#### Task objective
Could you return the data below exactly as it appears?

#### Entries provided
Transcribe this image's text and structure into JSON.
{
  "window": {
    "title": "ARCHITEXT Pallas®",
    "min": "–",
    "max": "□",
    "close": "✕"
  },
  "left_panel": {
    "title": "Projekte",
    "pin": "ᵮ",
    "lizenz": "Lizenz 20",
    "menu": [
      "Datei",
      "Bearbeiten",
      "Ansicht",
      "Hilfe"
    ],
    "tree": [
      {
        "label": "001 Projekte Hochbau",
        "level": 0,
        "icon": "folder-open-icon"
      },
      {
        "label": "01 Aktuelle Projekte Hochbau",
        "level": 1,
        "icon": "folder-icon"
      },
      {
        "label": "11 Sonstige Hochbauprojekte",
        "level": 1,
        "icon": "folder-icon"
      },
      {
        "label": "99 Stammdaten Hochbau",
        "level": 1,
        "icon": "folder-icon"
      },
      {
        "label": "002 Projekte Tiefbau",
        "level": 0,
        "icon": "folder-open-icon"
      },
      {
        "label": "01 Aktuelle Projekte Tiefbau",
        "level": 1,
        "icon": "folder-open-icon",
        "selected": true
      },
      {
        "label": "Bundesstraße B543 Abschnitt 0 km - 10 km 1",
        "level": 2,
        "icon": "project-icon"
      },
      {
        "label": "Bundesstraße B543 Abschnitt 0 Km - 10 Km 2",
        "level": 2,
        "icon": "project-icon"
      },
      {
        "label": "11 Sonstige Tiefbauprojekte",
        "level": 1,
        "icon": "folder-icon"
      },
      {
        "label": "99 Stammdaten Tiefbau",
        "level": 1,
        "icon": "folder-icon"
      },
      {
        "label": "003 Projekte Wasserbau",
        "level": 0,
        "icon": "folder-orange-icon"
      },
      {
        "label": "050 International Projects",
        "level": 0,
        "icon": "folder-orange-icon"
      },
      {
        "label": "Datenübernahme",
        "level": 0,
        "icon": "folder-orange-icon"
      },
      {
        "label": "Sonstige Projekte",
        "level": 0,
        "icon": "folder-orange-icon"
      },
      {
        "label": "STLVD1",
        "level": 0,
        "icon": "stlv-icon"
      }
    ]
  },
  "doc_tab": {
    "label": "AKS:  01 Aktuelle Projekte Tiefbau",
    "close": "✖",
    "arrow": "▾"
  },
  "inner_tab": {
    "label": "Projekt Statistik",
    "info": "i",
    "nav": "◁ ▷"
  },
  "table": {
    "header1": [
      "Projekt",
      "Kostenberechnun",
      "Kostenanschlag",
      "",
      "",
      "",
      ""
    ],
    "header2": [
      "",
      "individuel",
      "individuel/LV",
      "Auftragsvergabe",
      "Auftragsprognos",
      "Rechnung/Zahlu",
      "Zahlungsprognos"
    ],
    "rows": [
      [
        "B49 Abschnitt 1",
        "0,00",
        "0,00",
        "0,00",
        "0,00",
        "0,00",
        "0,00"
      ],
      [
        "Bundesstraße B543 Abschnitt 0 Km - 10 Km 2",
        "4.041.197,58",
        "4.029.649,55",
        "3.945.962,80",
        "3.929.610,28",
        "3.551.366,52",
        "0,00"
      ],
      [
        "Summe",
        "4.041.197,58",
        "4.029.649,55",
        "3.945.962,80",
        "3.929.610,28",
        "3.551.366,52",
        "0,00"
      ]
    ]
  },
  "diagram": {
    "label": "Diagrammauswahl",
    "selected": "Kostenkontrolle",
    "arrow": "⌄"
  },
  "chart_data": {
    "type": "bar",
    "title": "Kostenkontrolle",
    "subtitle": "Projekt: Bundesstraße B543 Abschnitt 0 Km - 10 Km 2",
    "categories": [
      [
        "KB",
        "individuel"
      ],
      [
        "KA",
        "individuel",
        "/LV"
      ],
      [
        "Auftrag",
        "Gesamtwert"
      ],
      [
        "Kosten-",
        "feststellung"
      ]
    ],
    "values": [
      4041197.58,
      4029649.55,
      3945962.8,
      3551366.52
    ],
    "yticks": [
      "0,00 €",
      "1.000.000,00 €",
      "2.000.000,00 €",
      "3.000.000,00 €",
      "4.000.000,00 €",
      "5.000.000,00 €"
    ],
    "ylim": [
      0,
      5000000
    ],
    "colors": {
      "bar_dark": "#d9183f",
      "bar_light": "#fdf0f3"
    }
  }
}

#### Written answer
Transcribe this image's text and structure into JSON.
{
  "window": {
    "title": "ARCHITEXT Pallas®",
    "min": "–",
    "max": "□",
    "close": "✕"
  },
  "left_panel": {
    "title": "Projekte",
    "pin": "ᵮ",
    "lizenz": "Lizenz 20",
    "menu": [
      "Datei",
      "Bearbeiten",
      "Ansicht",
      "Hilfe"
    ],
    "tree": [
      {
        "label": "001 Projekte Hochbau",
        "level": 0,
        "icon": "folder-open-icon"
      },
      {
        "label": "01 Aktuelle Projekte Hochbau",
        "level": 1,
        "icon": "folder-icon"
      },
      {
        "label": "11 Sonstige Hochbauprojekte",
        "level": 1,
        "icon": "folder-icon"
      },
      {
        "label": "99 Stammdaten Hochbau",
        "level": 1,
        "icon": "folder-icon"
      },
      {
        "label": "002 Projekte Tiefbau",
        "level": 0,
        "icon": "folder-open-icon"
      },
      {
        "label": "01 Aktuelle Projekte Tiefbau",
        "level": 1,
        "icon": "folder-open-icon",
        "selected": true
      },
      {
        "label": "Bundesstraße B543 Abschnitt 0 km - 10 km 1",
        "level": 2,
        "icon": "project-icon"
      },
      {
        "label": "Bundesstraße B543 Abschnitt 0 Km - 10 Km 2",
        "level": 2,
        "icon": "project-icon"
      },
      {
        "label": "11 Sonstige Tiefbauprojekte",
        "level": 1,
        "icon": "folder-icon"
      },
      {
        "label": "99 Stammdaten Tiefbau",
        "level": 1,
        "icon": "folder-icon"
      },
      {
        "label": "003 Projekte Wasserbau",
        "level": 0,
        "icon": "folder-orange-icon"
      },
      {
        "label": "050 International Projects",
        "level": 0,
        "icon": "folder-orange-icon"
      },
      {
        "label": "Datenübernahme",
        "level": 0,
        "icon": "folder-orange-icon"
      },
      {
        "label": "Sonstige Projekte",
        "level": 0,
        "icon": "folder-orange-icon"
      },
      {
        "label": "STLVD1",
        "level": 0,
        "icon": "stlv-icon"
      }
    ]
  },
  "doc_tab": {
    "label": "AKS:  01 Aktuelle Projekte Tiefbau",
    "close": "✖",
    "arrow": "▾"
  },
  "inner_tab": {
    "label": "Projekt Statistik",
    "info": "i",
    "nav": "◁ ▷"
  },
  "table": {
    "header1": [
      "Projekt",
      "Kostenberechnun",
      "Kostenanschlag",
      "",
      "",
      "",
      ""
    ],
    "header2": [
      "",
      "individuel",
      "individuel/LV",
      "Auftragsvergabe",
      "Auftragsprognos",
      "Rechnung/Zahlu",
      "Zahlungsprognos"
    ],
    "rows": [
      [
        "B49 Abschnitt 1",
        "0,00",
        "0,00",
        "0,00",
        "0,00",
        "0,00",
        "0,00"
      ],
      [
        "Bundesstraße B543 Abschnitt 0 Km - 10 Km 2",
        "4.041.197,58",
        "4.029.649,55",
        "3.945.962,80",
        "3.929.610,28",
        "3.551.366,52",
        "0,00"
      ],
      [
        "Summe",
        "4.041.197,58",
        "4.029.649,55",
        "3.945.962,80",
        "3.929.610,28",
        "3.551.366,52",
        "0,00"
      ]
    ]
  },
  "diagram": {
    "label": "Diagrammauswahl",
    "selected": "Kostenkontrolle",
    "arrow": "⌄"
  },
  "chart_data": {
    "type": "bar",
    "title": "Kostenkontrolle",
    "subtitle": "Projekt: Bundesstraße B543 Abschnitt 0 Km - 10 Km 2",
    "categories": [
      [
        "KB",
        "individuel"
      ],
      [
        "KA",
        "individuel",
        "/LV"
      ],
      [
        "Auftrag",
        "Gesamtwert"
      ],
      [
        "Kosten-",
        "feststellung"
      ]
    ],
    "values": [
      4041197.58,
      4029649.55,
      3945962.8,
      3551366.52
    ],
    "yticks": [
      "0,00 €",
      "1.000.000,00 €",
      "2.000.000,00 €",
      "3.000.000,00 €",
      "4.000.000,00 €",
      "5.000.000,00 €"
    ],
    "ylim": [
      0,
      5000000
    ],
    "colors": {
      "bar_dark": "#d9183f",
      "bar_light": "#fdf0f3"
    }
  }
}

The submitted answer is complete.